■ WHAT TO WORK ON: Copy every line of the records below where the word "content" occurs.

Start of EXTRACTED RECORDS

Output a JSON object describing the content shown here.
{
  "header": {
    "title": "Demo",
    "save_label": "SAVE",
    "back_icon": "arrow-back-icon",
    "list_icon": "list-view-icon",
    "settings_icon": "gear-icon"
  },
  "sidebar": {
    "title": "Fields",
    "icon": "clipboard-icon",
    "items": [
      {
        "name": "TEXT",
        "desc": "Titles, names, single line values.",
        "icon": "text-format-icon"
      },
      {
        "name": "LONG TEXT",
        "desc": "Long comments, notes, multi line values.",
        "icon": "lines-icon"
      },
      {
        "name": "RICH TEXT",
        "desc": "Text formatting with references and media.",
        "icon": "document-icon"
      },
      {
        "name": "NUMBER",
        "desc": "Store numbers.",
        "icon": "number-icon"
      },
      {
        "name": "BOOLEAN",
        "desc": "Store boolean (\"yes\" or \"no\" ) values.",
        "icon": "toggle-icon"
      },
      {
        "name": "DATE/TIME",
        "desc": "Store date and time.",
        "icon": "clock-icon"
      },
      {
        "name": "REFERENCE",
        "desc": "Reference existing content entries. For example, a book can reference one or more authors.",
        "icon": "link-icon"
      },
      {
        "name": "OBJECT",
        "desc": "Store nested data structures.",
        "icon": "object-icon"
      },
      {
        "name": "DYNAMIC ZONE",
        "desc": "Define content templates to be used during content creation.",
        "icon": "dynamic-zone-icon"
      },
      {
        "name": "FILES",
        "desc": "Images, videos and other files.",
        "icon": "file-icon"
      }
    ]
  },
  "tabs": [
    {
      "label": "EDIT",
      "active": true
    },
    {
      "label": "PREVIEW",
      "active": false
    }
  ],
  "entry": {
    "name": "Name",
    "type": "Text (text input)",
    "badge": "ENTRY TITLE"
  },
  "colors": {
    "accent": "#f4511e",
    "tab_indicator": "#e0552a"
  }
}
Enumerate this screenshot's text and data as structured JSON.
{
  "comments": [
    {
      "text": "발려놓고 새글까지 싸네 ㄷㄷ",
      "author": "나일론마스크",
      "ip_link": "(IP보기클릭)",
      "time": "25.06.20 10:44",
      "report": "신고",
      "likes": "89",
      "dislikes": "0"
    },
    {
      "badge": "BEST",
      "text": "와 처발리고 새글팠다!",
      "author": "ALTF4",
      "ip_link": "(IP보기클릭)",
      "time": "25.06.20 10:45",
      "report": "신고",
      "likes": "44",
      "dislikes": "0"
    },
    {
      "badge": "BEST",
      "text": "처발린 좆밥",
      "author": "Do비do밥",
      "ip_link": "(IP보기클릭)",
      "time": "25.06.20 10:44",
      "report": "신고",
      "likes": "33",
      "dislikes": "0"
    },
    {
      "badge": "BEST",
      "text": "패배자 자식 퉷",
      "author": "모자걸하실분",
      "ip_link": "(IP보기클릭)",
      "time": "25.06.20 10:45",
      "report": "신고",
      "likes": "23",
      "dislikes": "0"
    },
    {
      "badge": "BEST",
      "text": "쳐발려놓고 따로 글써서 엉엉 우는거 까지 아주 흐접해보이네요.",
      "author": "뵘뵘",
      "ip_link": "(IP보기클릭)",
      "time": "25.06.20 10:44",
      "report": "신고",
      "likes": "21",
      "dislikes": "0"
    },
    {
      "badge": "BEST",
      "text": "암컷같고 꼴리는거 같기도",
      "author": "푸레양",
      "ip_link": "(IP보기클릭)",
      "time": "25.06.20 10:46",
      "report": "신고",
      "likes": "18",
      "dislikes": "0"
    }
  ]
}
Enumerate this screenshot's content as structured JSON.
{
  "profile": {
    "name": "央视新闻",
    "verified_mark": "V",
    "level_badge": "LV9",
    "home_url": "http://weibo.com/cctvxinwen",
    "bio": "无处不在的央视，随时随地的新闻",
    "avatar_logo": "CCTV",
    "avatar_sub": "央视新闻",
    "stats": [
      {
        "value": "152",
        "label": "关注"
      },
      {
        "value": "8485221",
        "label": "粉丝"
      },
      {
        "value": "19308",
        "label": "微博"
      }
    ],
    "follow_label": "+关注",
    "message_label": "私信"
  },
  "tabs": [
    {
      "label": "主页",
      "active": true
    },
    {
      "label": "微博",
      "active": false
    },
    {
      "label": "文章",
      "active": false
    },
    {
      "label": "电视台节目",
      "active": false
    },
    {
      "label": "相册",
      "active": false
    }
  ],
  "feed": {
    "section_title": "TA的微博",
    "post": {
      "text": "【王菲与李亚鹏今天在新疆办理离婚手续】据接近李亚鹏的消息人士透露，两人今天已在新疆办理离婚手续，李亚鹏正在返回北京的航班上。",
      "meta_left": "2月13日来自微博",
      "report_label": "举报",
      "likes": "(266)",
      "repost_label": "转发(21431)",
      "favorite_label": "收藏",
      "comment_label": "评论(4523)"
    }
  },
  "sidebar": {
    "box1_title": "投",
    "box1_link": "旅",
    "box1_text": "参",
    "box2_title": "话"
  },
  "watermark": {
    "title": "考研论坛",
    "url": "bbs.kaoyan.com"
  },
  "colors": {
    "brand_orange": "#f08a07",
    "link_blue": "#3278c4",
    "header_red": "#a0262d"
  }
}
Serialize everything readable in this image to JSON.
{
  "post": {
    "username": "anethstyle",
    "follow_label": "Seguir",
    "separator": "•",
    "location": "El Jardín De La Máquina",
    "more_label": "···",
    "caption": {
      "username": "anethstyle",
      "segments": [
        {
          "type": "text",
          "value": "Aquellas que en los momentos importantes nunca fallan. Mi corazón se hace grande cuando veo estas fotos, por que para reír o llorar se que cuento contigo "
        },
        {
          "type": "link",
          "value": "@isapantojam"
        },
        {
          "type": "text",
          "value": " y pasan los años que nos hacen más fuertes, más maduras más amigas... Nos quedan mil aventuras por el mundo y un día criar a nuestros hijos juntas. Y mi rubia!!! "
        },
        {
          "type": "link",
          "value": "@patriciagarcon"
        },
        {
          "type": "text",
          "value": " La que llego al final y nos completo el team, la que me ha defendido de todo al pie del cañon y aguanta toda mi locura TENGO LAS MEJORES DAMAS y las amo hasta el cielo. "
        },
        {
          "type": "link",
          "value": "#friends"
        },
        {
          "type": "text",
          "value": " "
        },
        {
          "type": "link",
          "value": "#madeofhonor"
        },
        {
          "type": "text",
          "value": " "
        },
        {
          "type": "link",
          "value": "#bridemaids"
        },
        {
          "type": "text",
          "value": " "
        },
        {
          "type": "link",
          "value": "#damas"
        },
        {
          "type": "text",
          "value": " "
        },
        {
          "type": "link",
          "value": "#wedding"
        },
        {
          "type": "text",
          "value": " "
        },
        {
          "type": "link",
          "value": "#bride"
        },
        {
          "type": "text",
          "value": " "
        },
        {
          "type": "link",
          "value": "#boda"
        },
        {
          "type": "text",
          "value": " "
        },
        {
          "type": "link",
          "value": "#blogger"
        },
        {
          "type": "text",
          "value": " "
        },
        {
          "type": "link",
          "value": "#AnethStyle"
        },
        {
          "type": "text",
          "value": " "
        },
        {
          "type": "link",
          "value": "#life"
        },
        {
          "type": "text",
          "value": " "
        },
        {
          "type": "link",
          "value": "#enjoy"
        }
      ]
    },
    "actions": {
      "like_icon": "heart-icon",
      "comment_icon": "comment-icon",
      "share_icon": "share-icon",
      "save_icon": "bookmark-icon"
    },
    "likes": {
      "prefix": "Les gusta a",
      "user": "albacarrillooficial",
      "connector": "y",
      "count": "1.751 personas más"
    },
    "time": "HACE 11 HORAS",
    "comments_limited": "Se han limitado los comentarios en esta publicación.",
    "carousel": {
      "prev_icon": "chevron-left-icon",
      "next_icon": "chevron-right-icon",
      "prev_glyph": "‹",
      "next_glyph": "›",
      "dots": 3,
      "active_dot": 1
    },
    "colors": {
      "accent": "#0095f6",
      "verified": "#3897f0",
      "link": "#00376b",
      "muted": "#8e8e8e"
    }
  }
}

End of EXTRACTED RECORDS

■ EXERCISE OUTPUT:
Output a JSON object describing the content shown here.
        "desc": "Reference existing content entries. For example, a book can reference one or more authors.",
        "desc": "Define content templates to be used during content creation.",
Enumerate this screenshot's content as structured JSON.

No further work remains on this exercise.